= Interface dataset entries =
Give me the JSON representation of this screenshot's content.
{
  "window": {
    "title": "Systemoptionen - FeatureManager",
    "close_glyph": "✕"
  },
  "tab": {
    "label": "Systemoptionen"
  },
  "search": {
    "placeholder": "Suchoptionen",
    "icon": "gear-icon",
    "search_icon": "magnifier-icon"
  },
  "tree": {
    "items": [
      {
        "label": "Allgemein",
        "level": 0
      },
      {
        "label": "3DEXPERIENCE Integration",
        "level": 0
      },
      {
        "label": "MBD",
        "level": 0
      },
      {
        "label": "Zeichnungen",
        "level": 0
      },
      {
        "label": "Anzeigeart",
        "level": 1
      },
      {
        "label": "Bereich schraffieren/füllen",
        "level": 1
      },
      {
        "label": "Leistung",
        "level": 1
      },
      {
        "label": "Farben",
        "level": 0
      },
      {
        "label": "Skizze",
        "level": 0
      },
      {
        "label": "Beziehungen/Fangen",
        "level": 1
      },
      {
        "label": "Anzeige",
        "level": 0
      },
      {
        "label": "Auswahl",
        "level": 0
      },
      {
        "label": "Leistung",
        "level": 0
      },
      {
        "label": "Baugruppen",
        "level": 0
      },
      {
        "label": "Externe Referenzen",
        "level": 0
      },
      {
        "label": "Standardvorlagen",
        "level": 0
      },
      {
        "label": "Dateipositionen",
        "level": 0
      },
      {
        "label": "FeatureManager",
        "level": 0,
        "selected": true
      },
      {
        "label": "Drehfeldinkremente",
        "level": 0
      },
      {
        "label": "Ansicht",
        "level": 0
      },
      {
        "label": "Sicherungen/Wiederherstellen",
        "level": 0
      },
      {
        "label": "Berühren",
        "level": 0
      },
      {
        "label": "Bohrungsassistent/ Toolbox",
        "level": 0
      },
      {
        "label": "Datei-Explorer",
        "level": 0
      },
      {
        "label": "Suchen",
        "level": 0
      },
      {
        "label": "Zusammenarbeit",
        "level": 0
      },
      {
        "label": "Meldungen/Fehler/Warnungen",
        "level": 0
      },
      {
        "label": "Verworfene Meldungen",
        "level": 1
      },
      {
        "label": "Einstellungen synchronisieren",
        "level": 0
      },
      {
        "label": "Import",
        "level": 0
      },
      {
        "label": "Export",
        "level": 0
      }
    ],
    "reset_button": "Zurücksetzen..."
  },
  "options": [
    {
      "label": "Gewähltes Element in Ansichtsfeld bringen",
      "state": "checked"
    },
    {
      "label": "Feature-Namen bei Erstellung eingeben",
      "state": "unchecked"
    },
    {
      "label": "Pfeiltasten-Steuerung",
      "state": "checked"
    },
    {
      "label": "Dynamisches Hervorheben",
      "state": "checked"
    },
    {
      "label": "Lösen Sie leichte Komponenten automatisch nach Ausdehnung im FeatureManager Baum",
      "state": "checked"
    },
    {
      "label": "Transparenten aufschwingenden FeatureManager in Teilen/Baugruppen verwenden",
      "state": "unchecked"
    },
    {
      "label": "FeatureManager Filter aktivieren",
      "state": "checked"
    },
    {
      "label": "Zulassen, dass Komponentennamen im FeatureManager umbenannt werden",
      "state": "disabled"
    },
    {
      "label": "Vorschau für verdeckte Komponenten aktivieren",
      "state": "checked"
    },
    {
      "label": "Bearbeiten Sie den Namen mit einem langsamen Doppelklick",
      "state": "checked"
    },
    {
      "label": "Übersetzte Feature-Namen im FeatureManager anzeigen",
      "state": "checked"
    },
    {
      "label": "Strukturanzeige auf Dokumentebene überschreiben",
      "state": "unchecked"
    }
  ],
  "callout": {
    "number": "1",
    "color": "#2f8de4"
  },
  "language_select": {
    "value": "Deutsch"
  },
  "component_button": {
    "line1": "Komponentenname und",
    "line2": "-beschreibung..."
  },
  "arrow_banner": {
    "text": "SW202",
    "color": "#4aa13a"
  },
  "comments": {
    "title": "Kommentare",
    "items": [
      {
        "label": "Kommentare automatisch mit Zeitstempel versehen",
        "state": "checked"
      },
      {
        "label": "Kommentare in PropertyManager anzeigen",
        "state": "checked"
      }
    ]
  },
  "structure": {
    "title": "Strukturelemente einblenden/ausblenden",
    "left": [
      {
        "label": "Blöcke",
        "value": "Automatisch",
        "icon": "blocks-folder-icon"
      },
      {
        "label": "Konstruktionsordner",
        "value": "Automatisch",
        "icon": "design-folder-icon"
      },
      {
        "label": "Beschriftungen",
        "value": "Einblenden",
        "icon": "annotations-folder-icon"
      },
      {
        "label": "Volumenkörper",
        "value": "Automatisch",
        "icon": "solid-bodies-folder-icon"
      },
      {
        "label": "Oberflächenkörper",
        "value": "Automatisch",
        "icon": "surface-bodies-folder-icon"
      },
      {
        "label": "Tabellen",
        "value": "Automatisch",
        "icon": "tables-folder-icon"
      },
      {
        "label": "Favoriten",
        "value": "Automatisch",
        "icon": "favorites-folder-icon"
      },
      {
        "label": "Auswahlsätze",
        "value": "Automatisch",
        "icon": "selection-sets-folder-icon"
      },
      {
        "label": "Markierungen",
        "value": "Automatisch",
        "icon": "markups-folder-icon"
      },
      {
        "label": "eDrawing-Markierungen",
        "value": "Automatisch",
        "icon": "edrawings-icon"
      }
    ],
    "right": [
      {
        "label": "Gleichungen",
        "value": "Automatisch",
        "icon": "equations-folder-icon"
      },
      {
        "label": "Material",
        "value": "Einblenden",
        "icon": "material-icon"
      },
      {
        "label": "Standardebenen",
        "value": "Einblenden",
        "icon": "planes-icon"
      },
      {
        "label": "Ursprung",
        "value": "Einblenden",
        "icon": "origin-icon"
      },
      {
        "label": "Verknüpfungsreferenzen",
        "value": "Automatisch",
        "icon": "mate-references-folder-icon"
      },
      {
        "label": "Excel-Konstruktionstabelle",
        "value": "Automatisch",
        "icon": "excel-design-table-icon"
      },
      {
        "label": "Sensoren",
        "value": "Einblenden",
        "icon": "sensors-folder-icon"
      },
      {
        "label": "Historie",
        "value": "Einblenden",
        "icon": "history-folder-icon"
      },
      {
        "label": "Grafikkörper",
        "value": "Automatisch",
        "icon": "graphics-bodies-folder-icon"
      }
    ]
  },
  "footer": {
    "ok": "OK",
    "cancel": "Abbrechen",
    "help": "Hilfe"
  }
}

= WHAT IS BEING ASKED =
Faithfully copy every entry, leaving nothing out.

= ANSWER SPACE =
Give me the JSON representation of this screenshot's content.
{
  "window": {
    "title": "Systemoptionen - FeatureManager",
    "close_glyph": "✕"
  },
  "tab": {
    "label": "Systemoptionen"
  },
  "search": {
    "placeholder": "Suchoptionen",
    "icon": "gear-icon",
    "search_icon": "magnifier-icon"
  },
  "tree": {
    "items": [
      {
        "label": "Allgemein",
        "level": 0
      },
      {
        "label": "3DEXPERIENCE Integration",
        "level": 0
      },
      {
        "label": "MBD",
        "level": 0
      },
      {
        "label": "Zeichnungen",
        "level": 0
      },
      {
        "label": "Anzeigeart",
        "level": 1
      },
      {
        "label": "Bereich schraffieren/füllen",
        "level": 1
      },
      {
        "label": "Leistung",
        "level": 1
      },
      {
        "label": "Farben",
        "level": 0
      },
      {
        "label": "Skizze",
        "level": 0
      },
      {
        "label": "Beziehungen/Fangen",
        "level": 1
      },
      {
        "label": "Anzeige",
        "level": 0
      },
      {
        "label": "Auswahl",
        "level": 0
      },
      {
        "label": "Leistung",
        "level": 0
      },
      {
        "label": "Baugruppen",
        "level": 0
      },
      {
        "label": "Externe Referenzen",
        "level": 0
      },
      {
        "label": "Standardvorlagen",
        "level": 0
      },
      {
        "label": "Dateipositionen",
        "level": 0
      },
      {
        "label": "FeatureManager",
        "level": 0,
        "selected": true
      },
      {
        "label": "Drehfeldinkremente",
        "level": 0
      },
      {
        "label": "Ansicht",
        "level": 0
      },
      {
        "label": "Sicherungen/Wiederherstellen",
        "level": 0
      },
      {
        "label": "Berühren",
        "level": 0
      },
      {
        "label": "Bohrungsassistent/ Toolbox",
        "level": 0
      },
      {
        "label": "Datei-Explorer",
        "level": 0
      },
      {
        "label": "Suchen",
        "level": 0
      },
      {
        "label": "Zusammenarbeit",
        "level": 0
      },
      {
        "label": "Meldungen/Fehler/Warnungen",
        "level": 0
      },
      {
        "label": "Verworfene Meldungen",
        "level": 1
      },
      {
        "label": "Einstellungen synchronisieren",
        "level": 0
      },
      {
        "label": "Import",
        "level": 0
      },
      {
        "label": "Export",
        "level": 0
      }
    ],
    "reset_button": "Zurücksetzen..."
  },
  "options": [
    {
      "label": "Gewähltes Element in Ansichtsfeld bringen",
      "state": "checked"
    },
    {
      "label": "Feature-Namen bei Erstellung eingeben",
      "state": "unchecked"
    },
    {
      "label": "Pfeiltasten-Steuerung",
      "state": "checked"
    },
    {
      "label": "Dynamisches Hervorheben",
      "state": "checked"
    },
    {
      "label": "Lösen Sie leichte Komponenten automatisch nach Ausdehnung im FeatureManager Baum",
      "state": "checked"
    },
    {
      "label": "Transparenten aufschwingenden FeatureManager in Teilen/Baugruppen verwenden",
      "state": "unchecked"
    },
    {
      "label": "FeatureManager Filter aktivieren",
      "state": "checked"
    },
    {
      "label": "Zulassen, dass Komponentennamen im FeatureManager umbenannt werden",
      "state": "disabled"
    },
    {
      "label": "Vorschau für verdeckte Komponenten aktivieren",
      "state": "checked"
    },
    {
      "label": "Bearbeiten Sie den Namen mit einem langsamen Doppelklick",
      "state": "checked"
    },
    {
      "label": "Übersetzte Feature-Namen im FeatureManager anzeigen",
      "state": "checked"
    },
    {
      "label": "Strukturanzeige auf Dokumentebene überschreiben",
      "state": "unchecked"
    }
  ],
  "callout": {
    "number": "1",
    "color": "#2f8de4"
  },
  "language_select": {
    "value": "Deutsch"
  },
  "component_button": {
    "line1": "Komponentenname und",
    "line2": "-beschreibung..."
  },
  "arrow_banner": {
    "text": "SW202",
    "color": "#4aa13a"
  },
  "comments": {
    "title": "Kommentare",
    "items": [
      {
        "label": "Kommentare automatisch mit Zeitstempel versehen",
        "state": "checked"
      },
      {
        "label": "Kommentare in PropertyManager anzeigen",
        "state": "checked"
      }
    ]
  },
  "structure": {
    "title": "Strukturelemente einblenden/ausblenden",
    "left": [
      {
        "label": "Blöcke",
        "value": "Automatisch",
        "icon": "blocks-folder-icon"
      },
      {
        "label": "Konstruktionsordner",
        "value": "Automatisch",
        "icon": "design-folder-icon"
      },
      {
        "label": "Beschriftungen",
        "value": "Einblenden",
        "icon": "annotations-folder-icon"
      },
      {
        "label": "Volumenkörper",
        "value": "Automatisch",
        "icon": "solid-bodies-folder-icon"
      },
      {
        "label": "Oberflächenkörper",
        "value": "Automatisch",
        "icon": "surface-bodies-folder-icon"
      },
      {
        "label": "Tabellen",
        "value": "Automatisch",
        "icon": "tables-folder-icon"
      },
      {
        "label": "Favoriten",
        "value": "Automatisch",
        "icon": "favorites-folder-icon"
      },
      {
        "label": "Auswahlsätze",
        "value": "Automatisch",
        "icon": "selection-sets-folder-icon"
      },
      {
        "label": "Markierungen",
        "value": "Automatisch",
        "icon": "markups-folder-icon"
      },
      {
        "label": "eDrawing-Markierungen",
        "value": "Automatisch",
        "icon": "edrawings-icon"
      }
    ],
    "right": [
      {
        "label": "Gleichungen",
        "value": "Automatisch",
        "icon": "equations-folder-icon"
      },
      {
        "label": "Material",
        "value": "Einblenden",
        "icon": "material-icon"
      },
      {
        "label": "Standardebenen",
        "value": "Einblenden",
        "icon": "planes-icon"
      },
      {
        "label": "Ursprung",
        "value": "Einblenden",
        "icon": "origin-icon"
      },
      {
        "label": "Verknüpfungsreferenzen",
        "value": "Automatisch",
        "icon": "mate-references-folder-icon"
      },
      {
        "label": "Excel-Konstruktionstabelle",
        "value": "Automatisch",
        "icon": "excel-design-table-icon"
      },
      {
        "label": "Sensoren",
        "value": "Einblenden",
        "icon": "sensors-folder-icon"
      },
      {
        "label": "Historie",
        "value": "Einblenden",
        "icon": "history-folder-icon"
      },
      {
        "label": "Grafikkörper",
        "value": "Automatisch",
        "icon": "graphics-bodies-folder-icon"
      }
    ]
  },
  "footer": {
    "ok": "OK",
    "cancel": "Abbrechen",
    "help": "Hilfe"
  }
}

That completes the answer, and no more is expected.